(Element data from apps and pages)
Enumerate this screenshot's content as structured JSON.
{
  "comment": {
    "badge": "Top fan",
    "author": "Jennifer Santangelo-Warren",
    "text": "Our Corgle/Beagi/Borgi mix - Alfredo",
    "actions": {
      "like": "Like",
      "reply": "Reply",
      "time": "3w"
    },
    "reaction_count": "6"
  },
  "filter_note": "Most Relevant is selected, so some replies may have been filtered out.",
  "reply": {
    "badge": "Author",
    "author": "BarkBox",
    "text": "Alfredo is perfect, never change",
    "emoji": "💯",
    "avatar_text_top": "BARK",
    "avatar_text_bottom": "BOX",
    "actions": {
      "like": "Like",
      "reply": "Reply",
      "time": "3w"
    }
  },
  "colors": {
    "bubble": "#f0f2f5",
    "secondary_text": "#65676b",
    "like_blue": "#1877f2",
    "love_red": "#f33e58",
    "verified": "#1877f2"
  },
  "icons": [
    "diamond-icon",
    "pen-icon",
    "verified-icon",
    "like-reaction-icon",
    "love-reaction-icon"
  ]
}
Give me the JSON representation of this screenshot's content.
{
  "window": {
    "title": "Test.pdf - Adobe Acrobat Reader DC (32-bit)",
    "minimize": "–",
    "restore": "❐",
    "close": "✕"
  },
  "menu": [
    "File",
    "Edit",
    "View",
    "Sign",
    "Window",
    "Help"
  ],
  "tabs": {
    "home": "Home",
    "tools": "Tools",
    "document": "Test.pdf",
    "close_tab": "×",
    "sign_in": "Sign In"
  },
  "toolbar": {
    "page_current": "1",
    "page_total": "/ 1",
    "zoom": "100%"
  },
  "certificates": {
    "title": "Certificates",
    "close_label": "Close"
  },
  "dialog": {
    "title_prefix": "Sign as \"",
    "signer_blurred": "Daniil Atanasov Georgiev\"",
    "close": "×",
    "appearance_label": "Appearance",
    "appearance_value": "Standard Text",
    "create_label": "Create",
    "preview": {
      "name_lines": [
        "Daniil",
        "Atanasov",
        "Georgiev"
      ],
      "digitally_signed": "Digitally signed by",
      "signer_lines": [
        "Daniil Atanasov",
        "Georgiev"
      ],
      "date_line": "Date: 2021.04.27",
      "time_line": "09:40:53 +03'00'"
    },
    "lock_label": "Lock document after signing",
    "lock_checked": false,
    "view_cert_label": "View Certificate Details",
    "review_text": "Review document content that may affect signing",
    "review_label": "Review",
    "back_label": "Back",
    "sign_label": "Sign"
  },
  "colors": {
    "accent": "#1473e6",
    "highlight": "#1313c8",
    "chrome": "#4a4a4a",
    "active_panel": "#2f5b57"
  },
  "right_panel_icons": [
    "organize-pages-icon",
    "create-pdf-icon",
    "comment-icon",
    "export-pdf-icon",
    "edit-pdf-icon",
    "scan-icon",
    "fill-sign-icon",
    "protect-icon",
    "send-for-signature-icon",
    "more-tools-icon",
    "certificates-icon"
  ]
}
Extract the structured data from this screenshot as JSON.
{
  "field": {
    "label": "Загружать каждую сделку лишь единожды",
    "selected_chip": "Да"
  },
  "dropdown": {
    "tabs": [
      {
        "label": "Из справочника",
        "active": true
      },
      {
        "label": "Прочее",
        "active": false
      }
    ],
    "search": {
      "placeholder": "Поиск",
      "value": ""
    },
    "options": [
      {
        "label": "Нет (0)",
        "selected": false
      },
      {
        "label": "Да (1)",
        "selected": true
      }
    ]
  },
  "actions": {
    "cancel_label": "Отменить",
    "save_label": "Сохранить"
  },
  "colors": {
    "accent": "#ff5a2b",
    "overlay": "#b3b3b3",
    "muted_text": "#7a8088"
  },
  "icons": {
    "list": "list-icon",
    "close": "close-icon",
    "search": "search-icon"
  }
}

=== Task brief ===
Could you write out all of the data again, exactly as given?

=== Answer section ===
Enumerate this screenshot's content as structured JSON.
{
  "comment": {
    "badge": "Top fan",
    "author": "Jennifer Santangelo-Warren",
    "text": "Our Corgle/Beagi/Borgi mix - Alfredo",
    "actions": {
      "like": "Like",
      "reply": "Reply",
      "time": "3w"
    },
    "reaction_count": "6"
  },
  "filter_note": "Most Relevant is selected, so some replies may have been filtered out.",
  "reply": {
    "badge": "Author",
    "author": "BarkBox",
    "text": "Alfredo is perfect, never change",
    "emoji": "💯",
    "avatar_text_top": "BARK",
    "avatar_text_bottom": "BOX",
    "actions": {
      "like": "Like",
      "reply": "Reply",
      "time": "3w"
    }
  },
  "colors": {
    "bubble": "#f0f2f5",
    "secondary_text": "#65676b",
    "like_blue": "#1877f2",
    "love_red": "#f33e58",
    "verified": "#1877f2"
  },
  "icons": [
    "diamond-icon",
    "pen-icon",
    "verified-icon",
    "like-reaction-icon",
    "love-reaction-icon"
  ]
}
Give me the JSON representation of this screenshot's content.
{
  "window": {
    "title": "Test.pdf - Adobe Acrobat Reader DC (32-bit)",
    "minimize": "–",
    "restore": "❐",
    "close": "✕"
  },
  "menu": [
    "File",
    "Edit",
    "View",
    "Sign",
    "Window",
    "Help"
  ],
  "tabs": {
    "home": "Home",
    "tools": "Tools",
    "document": "Test.pdf",
    "close_tab": "×",
    "sign_in": "Sign In"
  },
  "toolbar": {
    "page_current": "1",
    "page_total": "/ 1",
    "zoom": "100%"
  },
  "certificates": {
    "title": "Certificates",
    "close_label": "Close"
  },
  "dialog": {
    "title_prefix": "Sign as \"",
    "signer_blurred": "Daniil Atanasov Georgiev\"",
    "close": "×",
    "appearance_label": "Appearance",
    "appearance_value": "Standard Text",
    "create_label": "Create",
    "preview": {
      "name_lines": [
        "Daniil",
        "Atanasov",
        "Georgiev"
      ],
      "digitally_signed": "Digitally signed by",
      "signer_lines": [
        "Daniil Atanasov",
        "Georgiev"
      ],
      "date_line": "Date: 2021.04.27",
      "time_line": "09:40:53 +03'00'"
    },
    "lock_label": "Lock document after signing",
    "lock_checked": false,
    "view_cert_label": "View Certificate Details",
    "review_text": "Review document content that may affect signing",
    "review_label": "Review",
    "back_label": "Back",
    "sign_label": "Sign"
  },
  "colors": {
    "accent": "#1473e6",
    "highlight": "#1313c8",
    "chrome": "#4a4a4a",
    "active_panel": "#2f5b57"
  },
  "right_panel_icons": [
    "organize-pages-icon",
    "create-pdf-icon",
    "comment-icon",
    "export-pdf-icon",
    "edit-pdf-icon",
    "scan-icon",
    "fill-sign-icon",
    "protect-icon",
    "send-for-signature-icon",
    "more-tools-icon",
    "certificates-icon"
  ]
}
Extract the structured data from this screenshot as JSON.
{
  "field": {
    "label": "Загружать каждую сделку лишь единожды",
    "selected_chip": "Да"
  },
  "dropdown": {
    "tabs": [
      {
        "label": "Из справочника",
        "active": true
      },
      {
        "label": "Прочее",
        "active": false
      }
    ],
    "search": {
      "placeholder": "Поиск",
      "value": ""
    },
    "options": [
      {
        "label": "Нет (0)",
        "selected": false
      },
      {
        "label": "Да (1)",
        "selected": true
      }
    ]
  },
  "actions": {
    "cancel_label": "Отменить",
    "save_label": "Сохранить"
  },
  "colors": {
    "accent": "#ff5a2b",
    "overlay": "#b3b3b3",
    "muted_text": "#7a8088"
  },
  "icons": {
    "list": "list-icon",
    "close": "close-icon",
    "search": "search-icon"
  }
}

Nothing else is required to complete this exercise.